Like the exhibition at the Vancouver Art Gallery for which Visions of British Columbia was published – a show aimed at local and international audiences during the 2010 Winter Olympics – this book’s purpose is to provide an introduction to the province through the eyes of its artists. It does so by presenting a multiplicity of media and narrative strategies as it pairs works by thirty-seven of the province’s artists with excerpts of texts by BC writers, poets, and orators. This gathering together forms the “manual” of the book’s subtitle: visions for negotiating how we, as British Columbians, may apprehend and, at the same time, define this place. Many of the selections of artists and wordsmiths are not surprising since they are drawn from the acclaimed and the well known. Yet the pairings, made by editors Bruce Grenville and Scott Steedman, are inspired and seldom predictable. Opening the book near the middle (an approach that its non-linear structure invites), I find Daphne Marlatt’s powerful lament, generation, generations at the mouth – poetry that hooks straight into the plea for salmon underlying Susan Point’s sculptural work, Consonance, with which it is paired. Elsewhere, while it would have been refreshing to place Robert Davidson’s work in dialogue with a writer other than Bill Reid, juxtapositions such as Brian Jungen’s Cetology with Douglas Coupland’s City of Glass, and Emily Carr’s Scorned as Timber with Charlotte Gill’s Eating Dirt, create provocative dialogues across genres and through time. 

In his introductory essay to Visions, Grenville points to works that “consider the long and often problematic role of art in the documentation of social history and the construction of the heroic figure” (7). Certainly the late Haida artist, Bill Reid (192098), became such a hero, and although he may ultimately receive greater recognition for his intercultural role in global art worlds (see Bill Reid and Beyond: Expanding on Modern Native Art, edited by Karen Duffek and Charlotte Townsend- Gault, 2004), he is more commonly celebrated in the Canadian landscape as the quintessential Haida responsible for the “renaissance” of his mother’s culture. Reid is best known for his gold and silver jewellery featuring Haida motifs, and his monumental public sculptures in wood and bronze. Yet Solitary Raven: The Essential Writings of Bill Reid places into the foreground Reid’s creative output as a writer and former broadcaster: his essays, articles, lectures, and unpublished manuscripts, which were previously widely scattered and difficult of access. Compiled and edited with both scholarly rigour and tenderness by Robert Bringhurst, this book was first published in 2000 and has since become an indispensable resource: a kind of archive for critical and ongoing analysis of the narratives created by and around Reid. Now, for this second edition, Bringhurst has added two early texts to the original collection of thirty, spanning almost four decades of Reid’s career, from 1954 to 1991. “This book is many things,” Bringhurst notes in his updated introduction, “but one of the most important things it is, in my opinion, is the story of a long and conscious journey from one pronoun to another” (11). How Reid wrestled with that journey from “they” (in which he mourned the apparent death of Haida culture) to “we,” where he took a prominent role in advocating for Haida land rights while still arguing, controversially, that Haida art belongs to the world, is a major thread linking Reid’s own narratives to one another – and to the larger, multi-voiced stories of twentieth-century art and history in British Columbia and beyond. 

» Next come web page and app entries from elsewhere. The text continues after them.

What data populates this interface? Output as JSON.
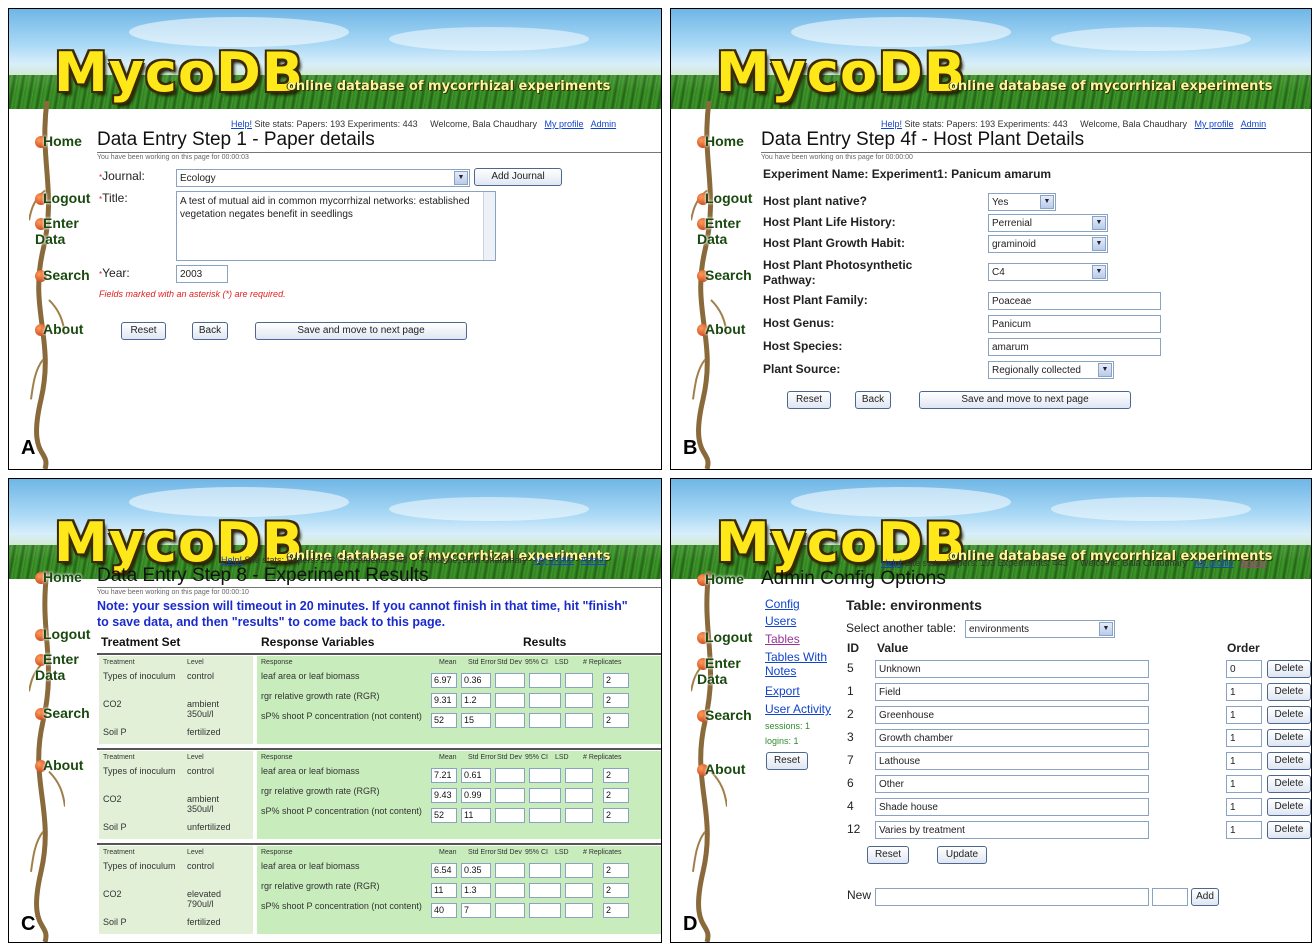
{
  "common": {
    "logo": "MycoDB",
    "tagline": "online database of mycorrhizal experiments",
    "help": "Help!",
    "stats": "Site stats: Papers: 193 Experiments: 443",
    "welcome": "Welcome, Bala Chaudhary",
    "my_profile": "My profile",
    "admin": "Admin",
    "nav": [
      "Home",
      "Logout",
      "Enter Data",
      "Search",
      "About"
    ],
    "reset": "Reset",
    "back": "Back",
    "save_next": "Save and move to next page"
  },
  "panelA": {
    "corner": "A",
    "title": "Data Entry Step 1 - Paper details",
    "working": "You have been working on this page for 00:00:03",
    "journal_label": "Journal:",
    "journal_value": "Ecology",
    "add_journal": "Add Journal",
    "title_label": "Title:",
    "title_value": "A test of mutual aid in common mycorrhizal networks: established vegetation negates benefit in seedlings",
    "year_label": "Year:",
    "year_value": "2003",
    "required_note": "Fields marked with an asterisk (*) are required."
  },
  "panelB": {
    "corner": "B",
    "title": "Data Entry Step 4f - Host Plant Details",
    "working": "You have been working on this page for 00:00:00",
    "experiment": "Experiment Name: Experiment1: Panicum amarum",
    "fields": [
      {
        "label": "Host plant native?",
        "value": "Yes",
        "kind": "select"
      },
      {
        "label": "Host Plant Life History:",
        "value": "Perrenial",
        "kind": "select"
      },
      {
        "label": "Host Plant Growth Habit:",
        "value": "graminoid",
        "kind": "select"
      },
      {
        "label": "Host Plant Photosynthetic Pathway:",
        "value": "C4",
        "kind": "select"
      },
      {
        "label": "Host Plant Family:",
        "value": "Poaceae",
        "kind": "input"
      },
      {
        "label": "Host Genus:",
        "value": "Panicum",
        "kind": "input"
      },
      {
        "label": "Host Species:",
        "value": "amarum",
        "kind": "input"
      },
      {
        "label": "Plant Source:",
        "value": "Regionally collected",
        "kind": "select"
      }
    ]
  },
  "panelC": {
    "corner": "C",
    "title": "Data Entry Step 8 - Experiment Results",
    "working": "You have been working on this page for 00:00:10",
    "note_line1": "Note: your session will timeout in 20 minutes. If you cannot finish in that time, hit \"finish\"",
    "note_line2": "to save data, and then \"results\" to come back to this page.",
    "col_treatment_set": "Treatment Set",
    "col_response_variables": "Response Variables",
    "col_results": "Results",
    "hdr_treatment": "Treatment",
    "hdr_level": "Level",
    "hdr_response": "Response",
    "hdr_stats": [
      "Mean",
      "Std Error",
      "Std Dev",
      "95% CI",
      "LSD",
      "# Replicates"
    ],
    "responses": [
      "leaf area or leaf biomass",
      "rgr relative growth rate (RGR)",
      "sP% shoot P concentration (not content)"
    ],
    "blocks": [
      {
        "treatments": [
          [
            "Types of inoculum",
            "control"
          ],
          [
            "CO2",
            "ambient 350ul/l"
          ],
          [
            "Soil P",
            "fertilized"
          ]
        ],
        "results": [
          [
            "6.97",
            "0.36",
            "2"
          ],
          [
            "9.31",
            "1.2",
            "2"
          ],
          [
            "52",
            "15",
            "2"
          ]
        ]
      },
      {
        "treatments": [
          [
            "Types of inoculum",
            "control"
          ],
          [
            "CO2",
            "ambient 350ul/l"
          ],
          [
            "Soil P",
            "unfertilized"
          ]
        ],
        "results": [
          [
            "7.21",
            "0.61",
            "2"
          ],
          [
            "9.43",
            "0.99",
            "2"
          ],
          [
            "52",
            "11",
            "2"
          ]
        ]
      },
      {
        "treatments": [
          [
            "Types of inoculum",
            "control"
          ],
          [
            "CO2",
            "elevated 790ul/l"
          ],
          [
            "Soil P",
            "fertilized"
          ]
        ],
        "results": [
          [
            "6.54",
            "0.35",
            "2"
          ],
          [
            "11",
            "1.3",
            "2"
          ],
          [
            "40",
            "7",
            "2"
          ]
        ]
      }
    ]
  },
  "panelD": {
    "corner": "D",
    "title": "Admin Config Options",
    "side_links": [
      "Config",
      "Users",
      "Tables",
      "Tables With Notes",
      "Export",
      "User Activity"
    ],
    "sessions": "sessions: 1",
    "logins": "logins: 1",
    "table_title": "Table: environments",
    "select_label": "Select another table:",
    "select_value": "environments",
    "col_id": "ID",
    "col_value": "Value",
    "col_order": "Order",
    "rows": [
      {
        "id": "5",
        "value": "Unknown",
        "order": "0"
      },
      {
        "id": "1",
        "value": "Field",
        "order": "1"
      },
      {
        "id": "2",
        "value": "Greenhouse",
        "order": "1"
      },
      {
        "id": "3",
        "value": "Growth chamber",
        "order": "1"
      },
      {
        "id": "7",
        "value": "Lathouse",
        "order": "1"
      },
      {
        "id": "6",
        "value": "Other",
        "order": "1"
      },
      {
        "id": "4",
        "value": "Shade house",
        "order": "1"
      },
      {
        "id": "12",
        "value": "Varies by treatment",
        "order": "1"
      }
    ],
    "delete": "Delete",
    "update": "Update",
    "new_label": "New",
    "add": "Add"
  }
}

Visions of British Columbia: A Landscape Manual
Edited by Bruce Grenville and Scott Steedman
Vancouver/Toronto: Douglas and McIntyre; Vancouver: Vancouver Art Gallery, 2010. 256 pp. Illus. $40.00 paper.

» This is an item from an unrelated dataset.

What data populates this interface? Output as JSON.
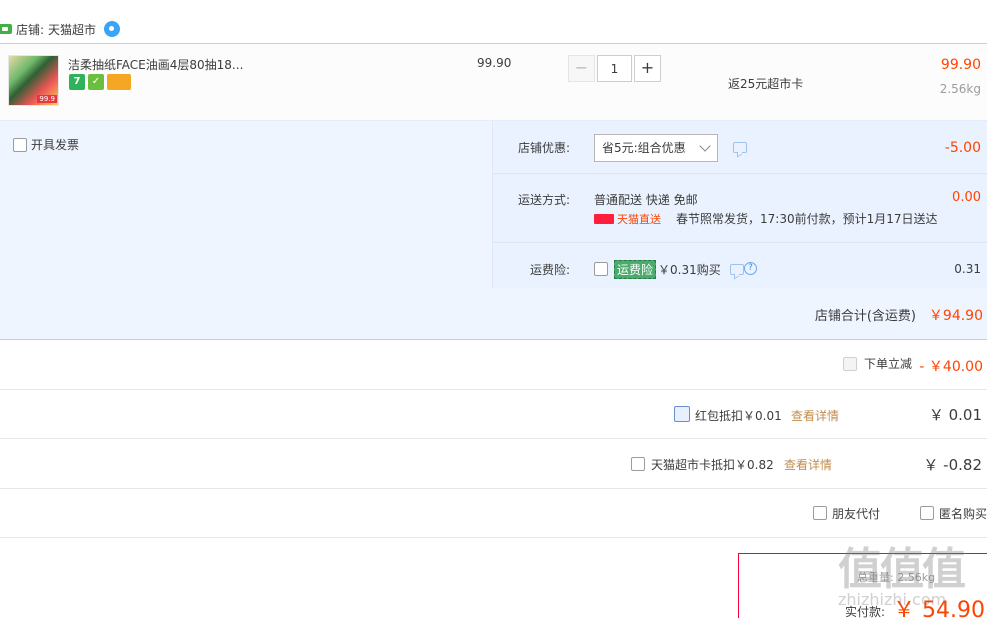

Solitary Raven: The Essential Writings of Bill Reid
Edited, with commentary and notes, by Robert Bringhurst. 2nd expanded edition
Vancouver/Toronto: Douglas and McIntyre, 2009. 240 pp. Illus. $24.95 paper.